Additionally, some judges will inquire as to the defendant's entire criminal history, where as others will just ask the State's recommendation. This could make a real difference at sentencing. A defendant with numerous prior drug convictions will not be viewed in the same manner as someone with none. Therefore, isn't it better if the prior drug convictions are not a matter of discussion? Lastly, most judges like a defendant and an attorney who are prepared. Make sure you have been evaluated, completed most of the classes, and if its more than a first offense, have someone from the treatment facility there to speak on your behalf. I am amazed how few DUI attorneys take this last step. I think its imperative that someone from the Right Turn, for example, appear in Court with my DUI and DWI clients. It often shows the client has taken the matter seriously and gives the Court a better perspective as what the defendant has done with respect to treatment.

For a free consultation contact our Maryland and Virginia DUI/DWI attorneys at Portner & Shure, P.A.

Maryland's PBJ Statute provides that,

"[W]hen a defendant pleads guilty or nolo contendere or is found guilty of a crime, a court may stay the entering of judgment, defer further proceedings and place the defendant on probation subject to reasonable conditions if the defendant gives written consent after determination of guilt or acceptance of a nolo contendere plea. CP§220(b) (1).

A recent case, Motor Vehicle Administration vs. Jaigobin, No. 89, Sept. Term 2009, looked at whether a drivers commercial drivers license should still be suspended for one year after he was given a Probation Before Judgment (PBJ). The defendant Leonard Jaigobin was charged with driving while under the influence perse. He was found guilty, but was given a PBJ. Thereafter, he was issued a notice from the Motor Vehicle Administration indicating his commercial drivers license would be disqualified for one year pursuant to TR 16-812. The issue was whether a PBJ is considered a "conviction" under the Transportation Code. Maryland's highest court held that it was and Jaigobin's commercial license was disqualified for one year.

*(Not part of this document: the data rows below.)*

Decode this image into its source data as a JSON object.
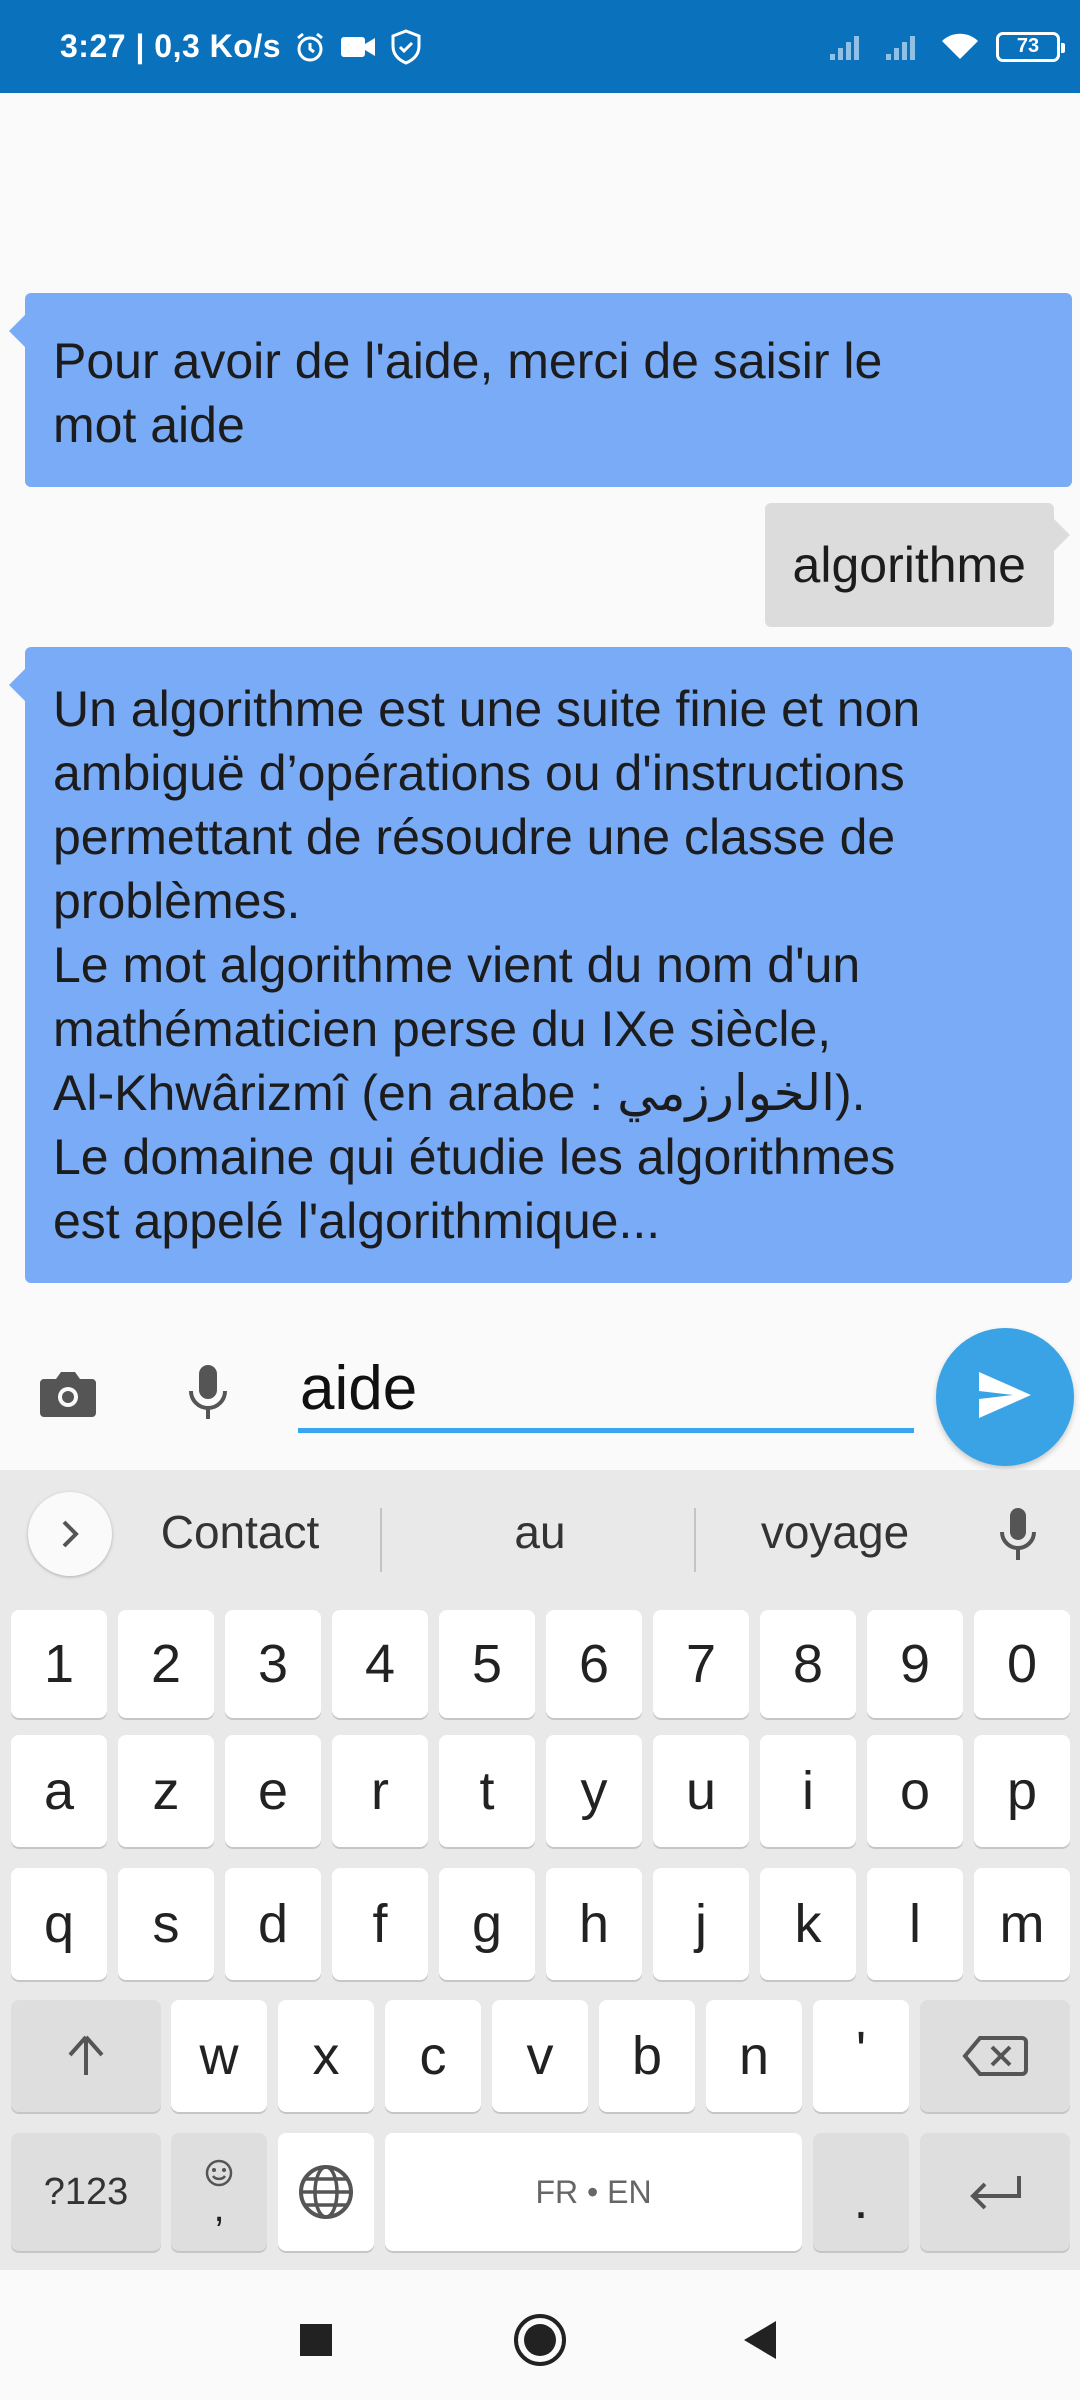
{
  "status_bar": {
    "time_speed": "3:27 | 0,3 Ko/s",
    "battery": "73",
    "icons": [
      "alarm-icon",
      "video-icon",
      "shield-icon",
      "signal-icon",
      "signal-icon",
      "wifi-icon",
      "battery-icon"
    ]
  },
  "chat": {
    "messages": [
      {
        "sender": "bot",
        "text": "Pour avoir de l'aide, merci de saisir le\nmot aide"
      },
      {
        "sender": "user",
        "text": "algorithme"
      },
      {
        "sender": "bot",
        "text": "Un algorithme est une suite finie et non\nambiguë d’opérations ou d'instructions\npermettant de résoudre une classe de\nproblèmes.\nLe mot algorithme vient du nom d'un\nmathématicien perse du IXe siècle,\nAl-Khwârizmî (en arabe : الخوارزمي).\nLe domaine qui étudie les algorithmes\nest appelé l'algorithmique..."
      }
    ]
  },
  "input": {
    "value": "aide",
    "icons": [
      "camera-icon",
      "microphone-icon",
      "send-icon"
    ]
  },
  "keyboard": {
    "suggestions": [
      "Contact",
      "au",
      "voyage"
    ],
    "row_numbers": [
      "1",
      "2",
      "3",
      "4",
      "5",
      "6",
      "7",
      "8",
      "9",
      "0"
    ],
    "row1": [
      "a",
      "z",
      "e",
      "r",
      "t",
      "y",
      "u",
      "i",
      "o",
      "p"
    ],
    "row2": [
      "q",
      "s",
      "d",
      "f",
      "g",
      "h",
      "j",
      "k",
      "l",
      "m"
    ],
    "row3": [
      "w",
      "x",
      "c",
      "v",
      "b",
      "n",
      "'"
    ],
    "symbols_key": "?123",
    "comma_key": ",",
    "space_label": "FR • EN",
    "period_key": "."
  },
  "colors": {
    "status_bar": "#0a72bc",
    "bot_bubble": "#7aabf7",
    "user_bubble": "#dcdcdc",
    "send_button": "#3aa3e6",
    "input_underline": "#38a6f0"
  }
}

It is important to know all the ramifications of a PBJ. Many Maryland DUI/DWI attorneys do not. If you have any questions about whether a PBJ is the right deal for you in your DUI/DWI case, call our Maryland DUI/DWI attorneys at Portner & Shure for a free consultation.